My knowledge of architectural history is derived almost entirely from my Uncle Jon's tours of English churches, where I learned various features of Saxon vs. Norman architecture. All of the changes over time that I learned about represented progress
: stonework got better, ceilings got higher, windows got larger. Cathedrals grew in size and light and splendor. But long before the Saxons' rough-hewn triangular window-slits were replaced by Norman arches, the Byzantines were making 182-foot-tall domes!
Here in Istanbul, architecture did not progress. Seventh century people had access to Greek mathematical treatises that allowed them to create buildings that simply could not be made a few hundred years later. What would it have been like to be a medieval visitor to Istanbul, faced with a church so magnificent that no one on the entire planet had the skill or resources to reproduce it? What would it be like to know that knowledge had been lost?

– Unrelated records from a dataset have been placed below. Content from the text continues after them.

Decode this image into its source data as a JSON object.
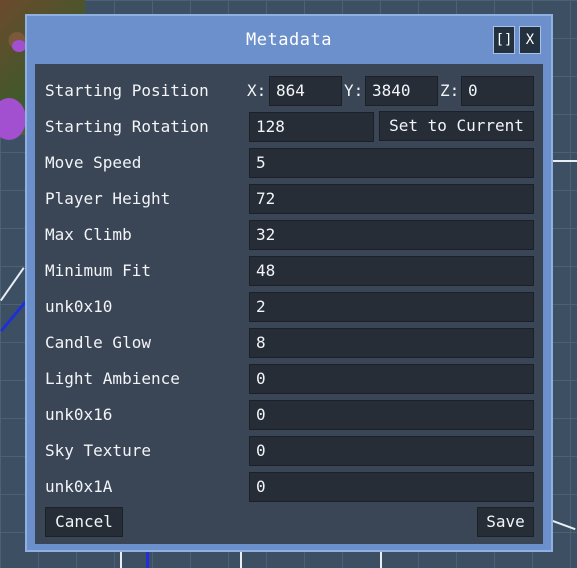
{
  "window": {
    "title": "Metadata",
    "maximize_label": "[]",
    "close_label": "X"
  },
  "position": {
    "label": "Starting Position",
    "x_label": "X:",
    "x": "864",
    "y_label": "Y:",
    "y": "3840",
    "z_label": "Z:",
    "z": "0"
  },
  "rotation": {
    "label": "Starting Rotation",
    "value": "128",
    "button": "Set to Current"
  },
  "fields": [
    {
      "label": "Move Speed",
      "value": "5"
    },
    {
      "label": "Player Height",
      "value": "72"
    },
    {
      "label": "Max Climb",
      "value": "32"
    },
    {
      "label": "Minimum Fit",
      "value": "48"
    },
    {
      "label": "unk0x10",
      "value": "2"
    },
    {
      "label": "Candle Glow",
      "value": "8"
    },
    {
      "label": "Light Ambience",
      "value": "0"
    },
    {
      "label": "unk0x16",
      "value": "0"
    },
    {
      "label": "Sky Texture",
      "value": "0"
    },
    {
      "label": "unk0x1A",
      "value": "0"
    }
  ],
  "footer": {
    "cancel": "Cancel",
    "save": "Save"
  },
  "colors": {
    "window": "#6b90cc",
    "panel": "#3a4656",
    "field": "#262d37"
  }
}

After touring the mosques, we flew to Adrasan, where we are now. This is a small agricultural town of 3000, mostly made up of greenhouses of tomatoes, eggplants and peppers, and orchards of oranges, lemons and pomegranates. We're staying in a hotel run by a British couple who specialize in walking holidays. Every morning they help us choose a route and drop us off with a map and directions.
Yesterday we walked with an Irish/British mother and daughter who were good company and amazingly well-traveled. We did an easy walk to test my ankle: several hours in the morning, then a stop in town, and a lovely afternoon walk. I proved by untrailworthiness by choosing to answer the call of nature in a patch of stinging nettles. Ow. The highlight of the day, though, was surprising two tortoises in flagrante delicto. The surprised male fell off his mate, which was apparently a rather frustrating experience as he then proceeded to ram her with his shell and bite her neck before running off.
Today, Tuesday, we had a lovely walk. I was stiff from yesterday, so Jon suggested a short but scenic circular hike for us. We followed the Lycian Way up the valley to a high pasture with a stone hut, then took a side path back to the village. It's a 3-hour walk but we did it in five and half, stopping for lunch in a meadow, taking frequent breaks and stopping to read our books. Oh, and taking the wrong trail for half a kilometer at one point. Justin gallantly carried all our things so my ankles would have a lighter load.
The countryside here is lovely -- a bit Mendocino-ish, in a way. Mountainous, with plenty of fir trees, wildflower-strewn glades, little streams. There are a lot of half-fallen-down stone walls that once demarcated terraced fields, like in Yorkshire. Walking here is very calming, and exceedingly quiet. We have seen a total of two other walkers. The local people we come across wave and say Merhaba. The women here ALL wear baggy floral trousers, several sweaters and a headscarf. The uniformity of the trousers is rather astonishing; they're all DIFFERENT floral patterns, but they're ALL floral patterns. What would happen if someone showed up one day in leopard print, I wonder?( More photos here )